Because he was so far ahead of his two challengers Tuesday, the native of Naperville was able to wager $40,000 in the Final Jeopardy category “European Cities.” He amassed $56,726 in first two rounds; the closest contestant had $7,400.
The 34-year-old sports bettor from Las Vegas provided the correct question response — What is Bonn? — to the answer, “Founded, according to tradition, in 11 B.C., this former capital lies about halfway between Paris & Berlin.”
His $96,726 in winnings brings his 19-day total to $1,426,330, the fifth highest one-day total of all time. Holzhauer holds the top nine one-day totals of all time.
The story was much different on the episode the day before, when Holzhauer was given a run for the money by Adam Levin, a sports information director from Ashland, Mass.
According to Andy Saunders of The Jeopardy Fan, Levin was a carryover contestant from last week’s episodes and would have seen Holzhauer play five games from the audience before having his chance.
The benefit to the challenger, Saunders said on his website, was a chance to watch the champion’s strategy so he could go into the game with an idea of how to match it.
Monday’s episode was only the second time in 18 games that Holzhauer didn’t have such a commanding lead that he was a shoo-in winner before Final Jeopardy.
During the game, Saunders reports Holzhauer had 28 correct and one incorrect response and was first on the buzzer 47% of the time. He entered Final Jeopardy with $33,517.
With $27,000 going into Final Jeopardy, Levin had 20 correct responses (none wrong) and buzzed in 33% of the time.
Jasmine Leonas, a social media specialist from Chicago, didn’t fare as well. She had nine correct responses and amassed $7,800 before the final round.
In Final Jeopardy, Levin wagered all but $1 and Holzhauer bet $20,500 on: The oldest of these business booster groups, formed in Marseille in 1599, uses “de” instead of “of” in the name.
Both Levin and Holzhauer had the correct response — What is a Chamber of Commerce? The Naperville North graduate edged out Levin by an $18 margin, bringing his 18-day total winnings to $1,329,604.
Many on social media suggest that the $18 was a play on numbers by Holzhauer in recognition of his 18th win.

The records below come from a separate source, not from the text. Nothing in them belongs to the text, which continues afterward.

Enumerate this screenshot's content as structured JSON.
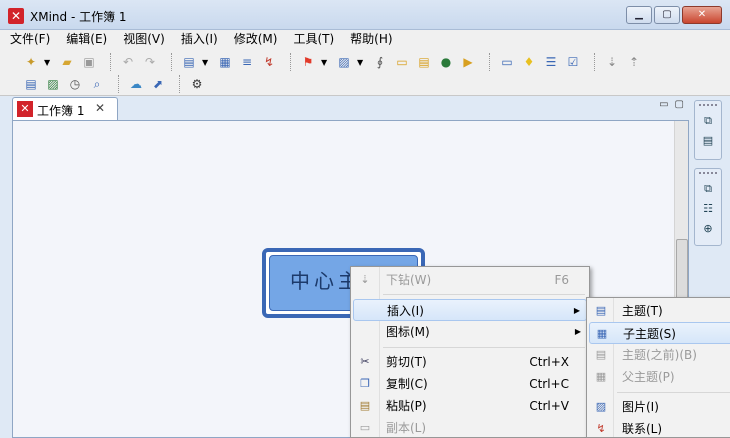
{
  "window": {
    "title": "XMind - 工作簿 1",
    "app_icon": "xmind-logo-icon",
    "controls": [
      "minimize-icon",
      "maximize-icon",
      "close-icon"
    ]
  },
  "menubar": [
    "文件(F)",
    "编辑(E)",
    "视图(V)",
    "插入(I)",
    "修改(M)",
    "工具(T)",
    "帮助(H)"
  ],
  "toolbar": {
    "row1": [
      "new-icon",
      "open-folder-icon",
      "save-icon",
      "undo-icon",
      "redo-icon",
      "insert-topic-icon",
      "boundary-icon",
      "summary-icon",
      "relationship-icon",
      "flag-marker-icon",
      "image-icon",
      "attachment-icon",
      "label-icon",
      "notes-icon",
      "hyperlink-globe-icon",
      "audio-icon",
      "presentation-icon",
      "idea-bulb-icon",
      "outline-icon",
      "task-icon",
      "drill-down-icon",
      "drill-up-icon"
    ],
    "row2": [
      "sheet-icon",
      "picture-icon",
      "clock-icon",
      "search-icon",
      "upload-cloud-icon",
      "export-icon",
      "gear-icon"
    ]
  },
  "tab": {
    "label": "工作簿 1",
    "close": "✕"
  },
  "canvas": {
    "central_topic": "中心主题"
  },
  "context_menu": {
    "items": [
      {
        "label": "下钻(W)",
        "shortcut": "F6",
        "icon": "drill-down-icon",
        "enabled": false
      },
      {
        "label": "插入(I)",
        "shortcut": "",
        "icon": "",
        "enabled": true,
        "submenu": true
      },
      {
        "label": "图标(M)",
        "shortcut": "",
        "icon": "",
        "enabled": true,
        "submenu": true
      },
      {
        "label": "剪切(T)",
        "shortcut": "Ctrl+X",
        "icon": "scissors-icon",
        "enabled": true
      },
      {
        "label": "复制(C)",
        "shortcut": "Ctrl+C",
        "icon": "copy-icon",
        "enabled": true
      },
      {
        "label": "粘贴(P)",
        "shortcut": "Ctrl+V",
        "icon": "paste-icon",
        "enabled": true
      },
      {
        "label": "副本(L)",
        "shortcut": "",
        "icon": "duplicate-icon",
        "enabled": false
      }
    ]
  },
  "submenu": {
    "items": [
      {
        "label": "主题(T)",
        "icon": "topic-icon",
        "enabled": true
      },
      {
        "label": "子主题(S)",
        "icon": "subtopic-icon",
        "enabled": true,
        "highlighted": true
      },
      {
        "label": "主题(之前)(B)",
        "icon": "topic-before-icon",
        "enabled": false
      },
      {
        "label": "父主题(P)",
        "icon": "parent-topic-icon",
        "enabled": false
      },
      {
        "label": "图片(I)",
        "icon": "image-icon",
        "enabled": true
      },
      {
        "label": "联系(L)",
        "icon": "relationship-icon",
        "enabled": true
      }
    ]
  },
  "colors": {
    "accent": "#3a67b5",
    "topic_fill": "#74a6e6",
    "brand_red": "#d2232a"
  }
}
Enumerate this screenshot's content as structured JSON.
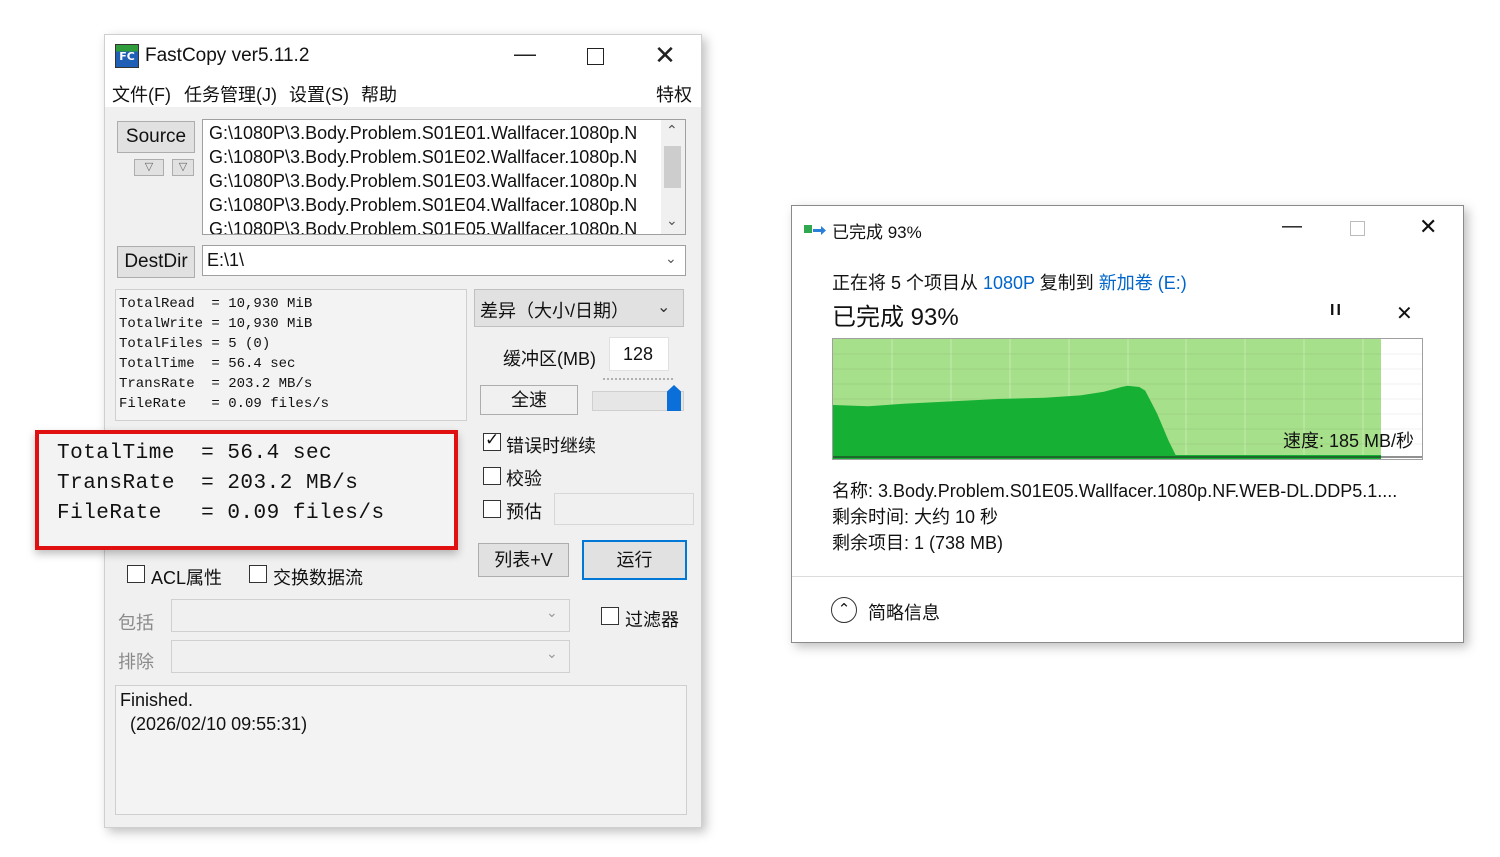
{
  "fastcopy": {
    "title": "FastCopy ver5.11.2",
    "menu": [
      "文件(F)",
      "任务管理(J)",
      "设置(S)",
      "帮助"
    ],
    "menu_right": "特权",
    "source_button": "Source",
    "source_files": [
      "G:\\1080P\\3.Body.Problem.S01E01.Wallfacer.1080p.N",
      "G:\\1080P\\3.Body.Problem.S01E02.Wallfacer.1080p.N",
      "G:\\1080P\\3.Body.Problem.S01E03.Wallfacer.1080p.N",
      "G:\\1080P\\3.Body.Problem.S01E04.Wallfacer.1080p.N",
      "G:\\1080P\\3.Body.Problem.S01E05.Wallfacer.1080p.N"
    ],
    "destdir_button": "DestDir",
    "destdir_value": "E:\\1\\",
    "stats": [
      "TotalRead  = 10,930 MiB",
      "TotalWrite = 10,930 MiB",
      "TotalFiles = 5 (0)",
      "TotalTime  = 56.4 sec",
      "TransRate  = 203.2 MB/s",
      "FileRate   = 0.09 files/s"
    ],
    "mode_select": "差异（大小/日期）",
    "buffer_label": "缓冲区(MB)",
    "buffer_value": "128",
    "speed_button": "全速",
    "speed_level": 1.0,
    "options": {
      "continue_on_error": {
        "label": "错误时继续",
        "checked": true
      },
      "verify": {
        "label": "校验",
        "checked": false
      },
      "estimate": {
        "label": "预估",
        "checked": false
      },
      "acl": {
        "label": "ACL属性",
        "checked": false
      },
      "alt_stream": {
        "label": "交换数据流",
        "checked": false
      },
      "filter": {
        "label": "过滤器",
        "checked": false
      }
    },
    "list_button": "列表+V",
    "run_button": "运行",
    "include_label": "包括",
    "exclude_label": "排除",
    "log_lines": [
      "Finished.",
      "  (2026/02/10 09:55:31)"
    ]
  },
  "highlight": {
    "lines": [
      "TotalTime  = 56.4 sec",
      "TransRate  = 203.2 MB/s",
      "FileRate   = 0.09 files/s"
    ],
    "color": "#e01010"
  },
  "copy_dialog": {
    "title": "已完成 93%",
    "status_prefix": "正在将 5 个项目从 ",
    "source_link": "1080P",
    "status_middle": " 复制到 ",
    "dest_link": "新加卷 (E:)",
    "heading": "已完成 93%",
    "progress": 0.93,
    "speed_label": "速度: 185 MB/秒",
    "name_line": "名称:  3.Body.Problem.S01E05.Wallfacer.1080p.NF.WEB-DL.DDP5.1....",
    "time_line": "剩余时间:  大约 10 秒",
    "items_line": "剩余项目:  1 (738 MB)",
    "details_toggle": "简略信息",
    "graph_fill_color": "#a6e08a",
    "graph_speed_color": "#16b034"
  }
}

According to Saunders on The Jeopardy Fan, Levin’s $53,999 is the highest-ever regular-play, nonwinning score in the history of the show, and is the 21st-highest final score of all time. Holzhauer’s $54,017 is 20th.
The previous record was held by Michael Cudahy, who won $44,400 on June 25, 2004. Ironically it was the same day “Jeopardy!” champion Ken Jennings had his 18th win toward his streak that would end at 74 games.
Saunders also mentioned that Monday’s game was the first time Holzhauer bet $10,117 on a Daily Double, making sure to say “Vegas Strong” in reference to the mass shooting at the Route 91 Harvest music festival in Las Vegas on Oct. 1, 2017.